Classification guides are used by government agencies and program managers to translate top-level national security classification policy into specific guidance on what information is to be classified and at what level. There are innumerable such guides, many of which are themselves classified. One recent (unclassified) example that provides a notion of the entire class of documents is an Air Force Classification Guide for the Global Broadcast System (pdf), issued in April 2007.
The potential role of nanotechnology for defense and military applications was assessed in unclassified format in a recent report issued by the Director, Defense Research and Engineering. See “Defense Nanotechnology Research and Development Program” (pdf), April 27, 2007.
“Command and control of air and space power is an Air Force-provided asymmetric capability that no other Service or nation provides,” according to a new U.S. Air Force publication on the subject. See “Command and Control” (pdf), Air Force Doctrine Document 2-8, June 1, 2007.
To empower new voices to start their career in nuclear weapons studies, the Federation of American Scientists launched the New Voices on Nuclear Weapons Fellowship. Here’s what our inaugural cohort accomplished.
Common frameworks for evaluating proposals leave this utility function implicit, often evaluating aspects of risk, uncertainty, and potential value independently and qualitatively.
The FAS Nuclear Notebook is one of the most widely sourced reference materials worldwide for reliable information about the status of nuclear weapons and has been published in the Bulletin of the Atomic Scientists since 1987. The Nuclear Notebook is researched and written by the staff of the Federation of American Scientists’ Nuclear Information Project: Director Hans […]
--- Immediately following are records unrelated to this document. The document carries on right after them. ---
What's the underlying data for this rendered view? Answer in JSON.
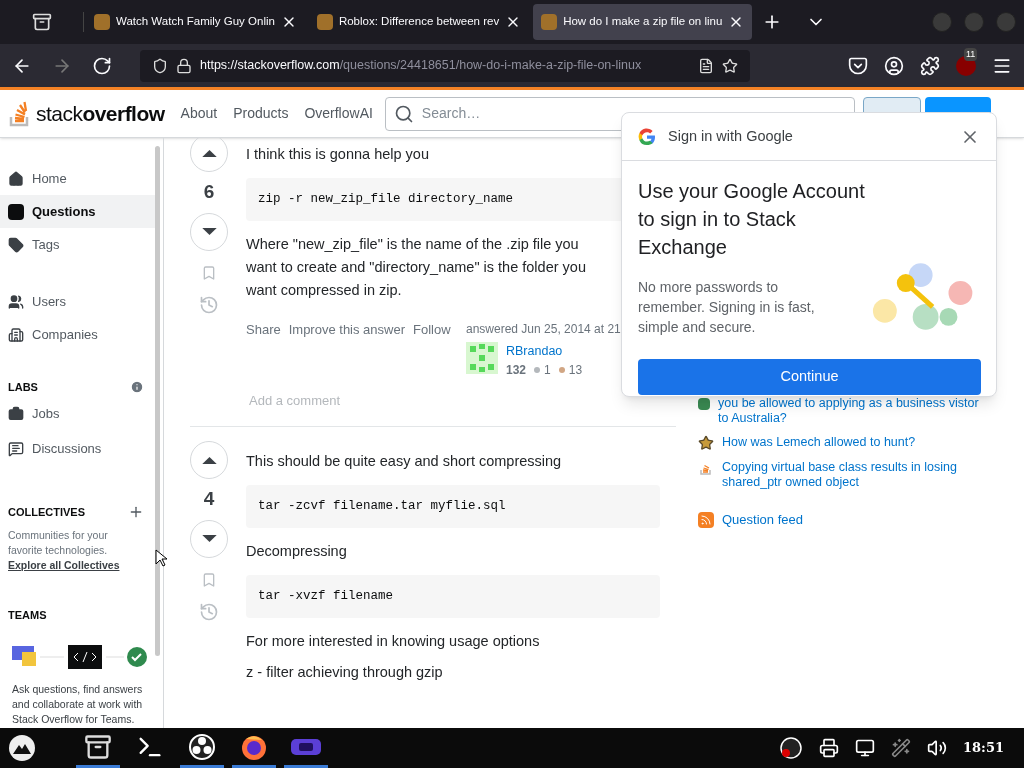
{
  "browser": {
    "tabs": [
      {
        "title": "Watch Watch Family Guy Onlin",
        "selected": false
      },
      {
        "title": "Roblox: Difference between rev",
        "selected": false
      },
      {
        "title": "How do I make a zip file on linu",
        "selected": true
      }
    ],
    "url": {
      "host": "https://stackoverflow.com",
      "path": "/questions/24418651/how-do-i-make-a-zip-file-on-linux"
    },
    "extension_badge": "11"
  },
  "header": {
    "logo_light": "stack",
    "logo_bold": "overflow",
    "nav": [
      "About",
      "Products",
      "OverflowAI"
    ],
    "search_placeholder": "Search…"
  },
  "sidebar": {
    "items": [
      {
        "label": "Home",
        "selected": false
      },
      {
        "label": "Questions",
        "selected": true
      },
      {
        "label": "Tags",
        "selected": false
      },
      {
        "label": "Users",
        "selected": false
      },
      {
        "label": "Companies",
        "selected": false
      }
    ],
    "labs": {
      "title": "LABS",
      "items": [
        "Jobs",
        "Discussions"
      ]
    },
    "collectives": {
      "title": "COLLECTIVES",
      "text": "Communities for your favorite technologies.",
      "link": "Explore all Collectives"
    },
    "teams": {
      "title": "TEAMS",
      "text": "Ask questions, find answers and collaborate at work with Stack Overflow for Teams."
    }
  },
  "answers": [
    {
      "votes": "6",
      "blocks": [
        {
          "kind": "text",
          "text": "I think this is gonna help you"
        },
        {
          "kind": "code",
          "text": "zip -r new_zip_file directory_name"
        },
        {
          "kind": "text",
          "text": "Where \"new_zip_file\" is the name of the .zip file you want to create and \"directory_name\" is the folder you want compressed in zip."
        }
      ],
      "actions": [
        "Share",
        "Improve this answer",
        "Follow"
      ],
      "answered": "answered Jun 25, 2014 at 21",
      "user": "RBrandao",
      "reputation": "132",
      "silver": "1",
      "bronze": "13",
      "comment": "Add a comment"
    },
    {
      "votes": "4",
      "blocks": [
        {
          "kind": "text",
          "text": "This should be quite easy and short compressing"
        },
        {
          "kind": "code",
          "text": "tar -zcvf filename.tar myflie.sql"
        },
        {
          "kind": "text",
          "text": "Decompressing"
        },
        {
          "kind": "code",
          "text": "tar -xvzf filename"
        },
        {
          "kind": "text",
          "text": "For more interested in knowing usage options"
        },
        {
          "kind": "text",
          "text": "z - filter achieving through gzip"
        }
      ]
    }
  ],
  "hot_questions": [
    "you be allowed to applying as a business vistor to Australia?",
    "How was Lemech allowed to hunt?",
    "Copying virtual base class results in losing shared_ptr owned object"
  ],
  "question_feed": "Question feed",
  "google_popup": {
    "title": "Sign in with Google",
    "heading": "Use your Google Account to sign in to Stack Exchange",
    "text": "No more passwords to remember. Signing in is fast, simple and secure.",
    "button": "Continue"
  },
  "taskbar": {
    "apps": [
      {
        "active": true
      },
      {
        "active": false
      },
      {
        "active": true
      },
      {
        "active": true
      },
      {
        "active": true
      }
    ],
    "clock": "18:51"
  }
}
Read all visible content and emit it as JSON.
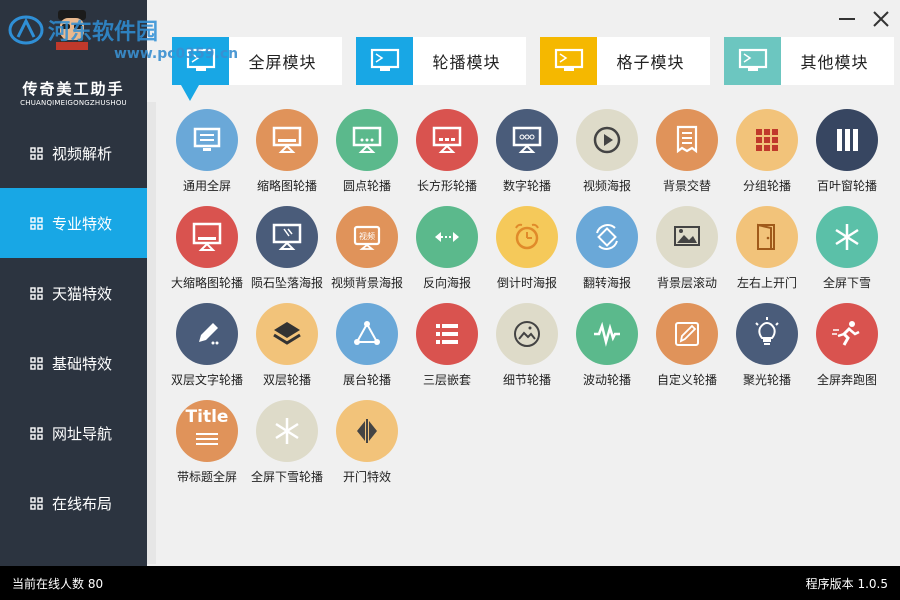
{
  "app": {
    "title": "传奇美工助手",
    "subtitle": "CHUANQIMEIGONGZHUSHOU"
  },
  "watermark": {
    "text": "河东软件园",
    "url": "www.pc0359.cn"
  },
  "nav": [
    {
      "label": "视频解析"
    },
    {
      "label": "专业特效",
      "active": true
    },
    {
      "label": "天猫特效"
    },
    {
      "label": "基础特效"
    },
    {
      "label": "网址导航"
    },
    {
      "label": "在线布局"
    }
  ],
  "tabs": [
    {
      "label": "全屏模块",
      "icon_color": "#18a7e5"
    },
    {
      "label": "轮播模块",
      "icon_color": "#18a7e5"
    },
    {
      "label": "格子模块",
      "icon_color": "#f5b800"
    },
    {
      "label": "其他模块",
      "icon_color": "#6cc6c0"
    }
  ],
  "items": [
    {
      "label": "通用全屏",
      "color": "#6aa8d8",
      "icon": "monitor-icon"
    },
    {
      "label": "缩略图轮播",
      "color": "#e0935a",
      "icon": "monitor-thumbnail-icon"
    },
    {
      "label": "圆点轮播",
      "color": "#5bb98c",
      "icon": "monitor-dots-icon"
    },
    {
      "label": "长方形轮播",
      "color": "#d9534f",
      "icon": "monitor-rect-icon"
    },
    {
      "label": "数字轮播",
      "color": "#4a5c7a",
      "icon": "monitor-number-icon"
    },
    {
      "label": "视频海报",
      "color": "#dedbc9",
      "icon": "play-icon"
    },
    {
      "label": "背景交替",
      "color": "#e0935a",
      "icon": "document-icon"
    },
    {
      "label": "分组轮播",
      "color": "#f2c37a",
      "icon": "grid-icon"
    },
    {
      "label": "百叶窗轮播",
      "color": "#374661",
      "icon": "blinds-icon"
    },
    {
      "label": "大缩略图轮播",
      "color": "#d9534f",
      "icon": "monitor-large-icon"
    },
    {
      "label": "陨石坠落海报",
      "color": "#4a5c7a",
      "icon": "meteor-icon"
    },
    {
      "label": "视频背景海报",
      "color": "#e0935a",
      "icon": "video-icon"
    },
    {
      "label": "反向海报",
      "color": "#5bb98c",
      "icon": "arrows-icon"
    },
    {
      "label": "倒计时海报",
      "color": "#f5c95a",
      "icon": "alarm-clock-icon"
    },
    {
      "label": "翻转海报",
      "color": "#6aa8d8",
      "icon": "rotate-icon"
    },
    {
      "label": "背景层滚动",
      "color": "#dedbc9",
      "icon": "picture-icon"
    },
    {
      "label": "左右上开门",
      "color": "#f2c37a",
      "icon": "door-icon"
    },
    {
      "label": "全屏下雪",
      "color": "#5bc0a8",
      "icon": "snowflake-icon"
    },
    {
      "label": "双层文字轮播",
      "color": "#4a5c7a",
      "icon": "pencil-icon"
    },
    {
      "label": "双层轮播",
      "color": "#f2c37a",
      "icon": "layers-icon"
    },
    {
      "label": "展台轮播",
      "color": "#6aa8d8",
      "icon": "share-icon"
    },
    {
      "label": "三层嵌套",
      "color": "#d9534f",
      "icon": "list-icon"
    },
    {
      "label": "细节轮播",
      "color": "#dedbc9",
      "icon": "image-icon"
    },
    {
      "label": "波动轮播",
      "color": "#5bb98c",
      "icon": "wave-icon"
    },
    {
      "label": "自定义轮播",
      "color": "#e0935a",
      "icon": "edit-icon"
    },
    {
      "label": "聚光轮播",
      "color": "#4a5c7a",
      "icon": "bulb-icon"
    },
    {
      "label": "全屏奔跑图",
      "color": "#d9534f",
      "icon": "runner-icon"
    },
    {
      "label": "带标题全屏",
      "color": "#e0935a",
      "icon": "title-icon",
      "text": "Title"
    },
    {
      "label": "全屏下雪轮播",
      "color": "#dedbc9",
      "icon": "snowflake-icon"
    },
    {
      "label": "开门特效",
      "color": "#f2c37a",
      "icon": "open-door-icon"
    }
  ],
  "status": {
    "online": "当前在线人数 80",
    "version": "程序版本 1.0.5"
  }
}
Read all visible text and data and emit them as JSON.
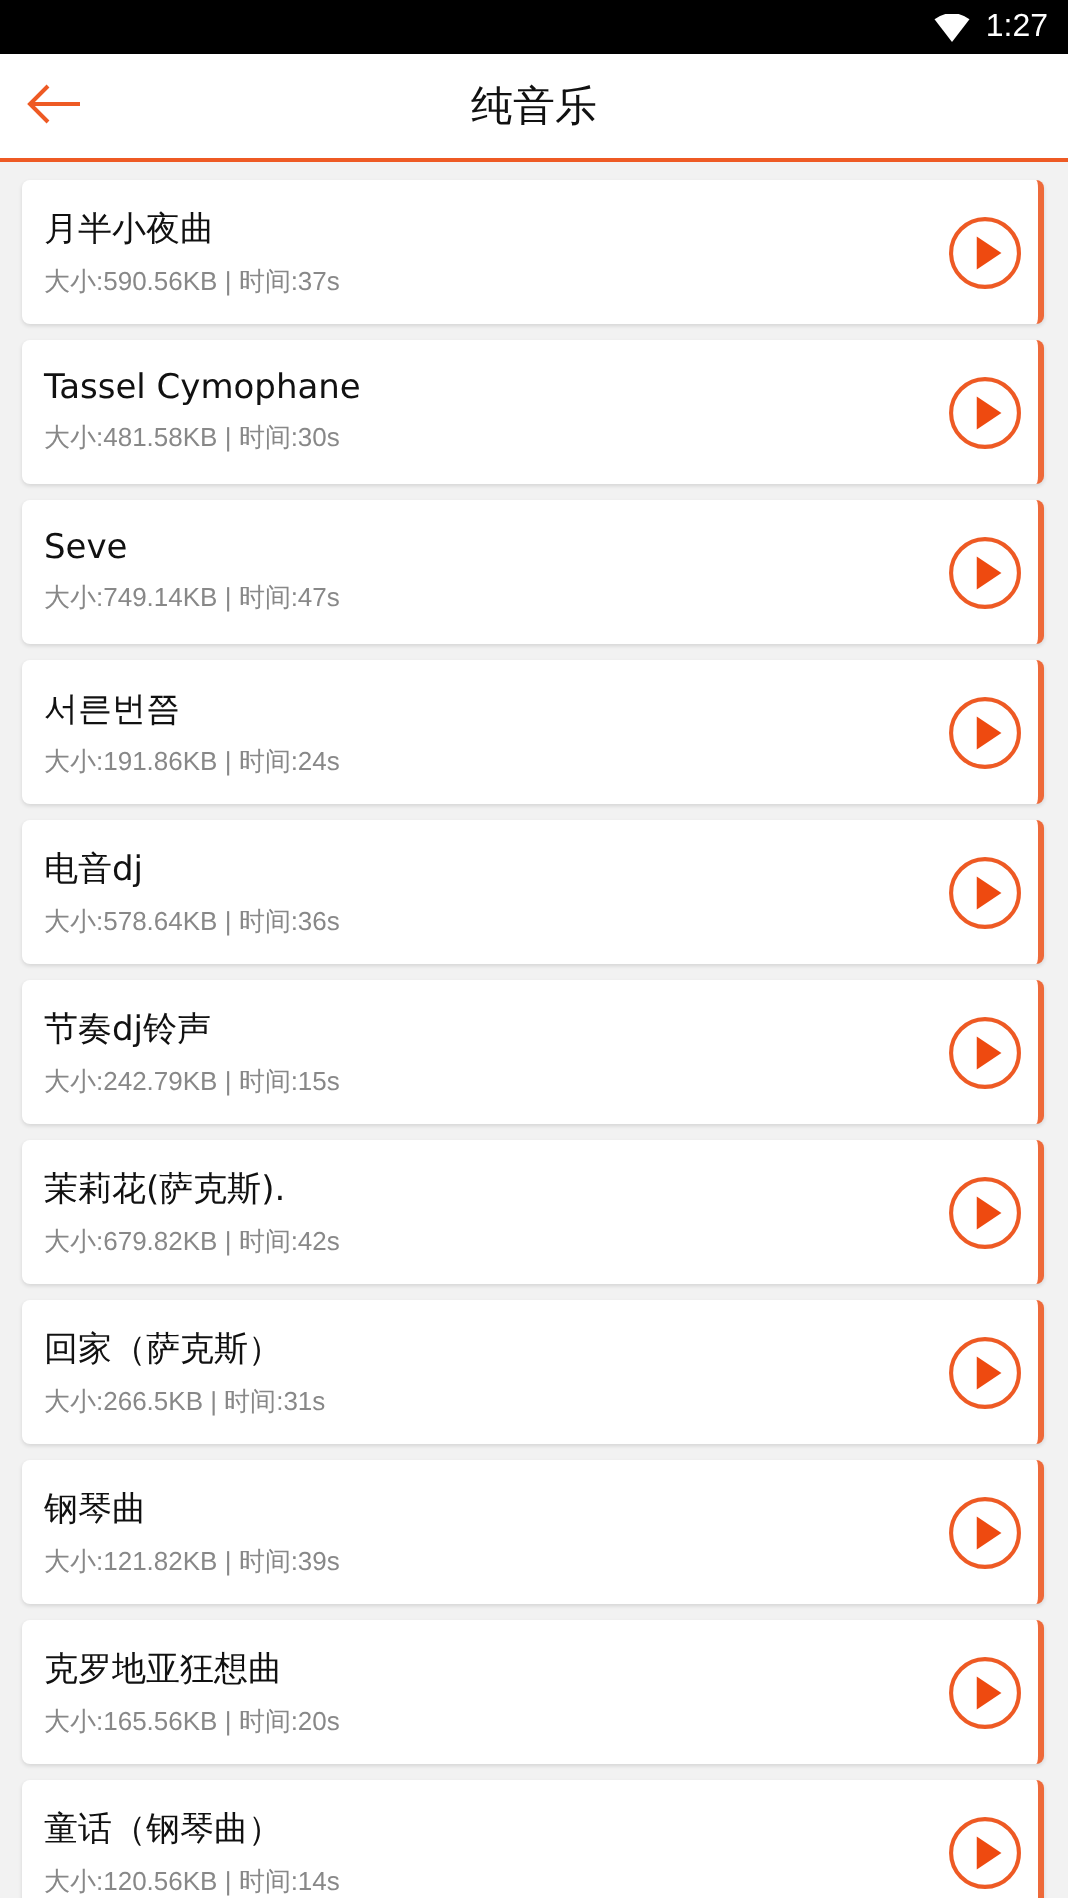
{
  "status_bar": {
    "time": "1:27"
  },
  "header": {
    "title": "纯音乐"
  },
  "tracks": [
    {
      "title": "月半小夜曲",
      "meta": "大小:590.56KB | 时间:37s"
    },
    {
      "title": "Tassel Cymophane",
      "meta": "大小:481.58KB | 时间:30s"
    },
    {
      "title": "Seve",
      "meta": "大小:749.14KB | 时间:47s"
    },
    {
      "title": "서른번쯤",
      "meta": "大小:191.86KB | 时间:24s"
    },
    {
      "title": "电音dj",
      "meta": "大小:578.64KB | 时间:36s"
    },
    {
      "title": "节奏dj铃声",
      "meta": "大小:242.79KB | 时间:15s"
    },
    {
      "title": "茉莉花(萨克斯).",
      "meta": "大小:679.82KB | 时间:42s"
    },
    {
      "title": "回家（萨克斯）",
      "meta": "大小:266.5KB | 时间:31s"
    },
    {
      "title": "钢琴曲",
      "meta": "大小:121.82KB | 时间:39s"
    },
    {
      "title": "克罗地亚狂想曲",
      "meta": "大小:165.56KB | 时间:20s"
    },
    {
      "title": "童话（钢琴曲）",
      "meta": "大小:120.56KB | 时间:14s"
    }
  ]
}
According to the National Center for Education Statistics’ August 2023 pulse panel, 60% of public schools were utilizing a “community school” or “wraparound services model” at the start of this school year—up from 45% last year.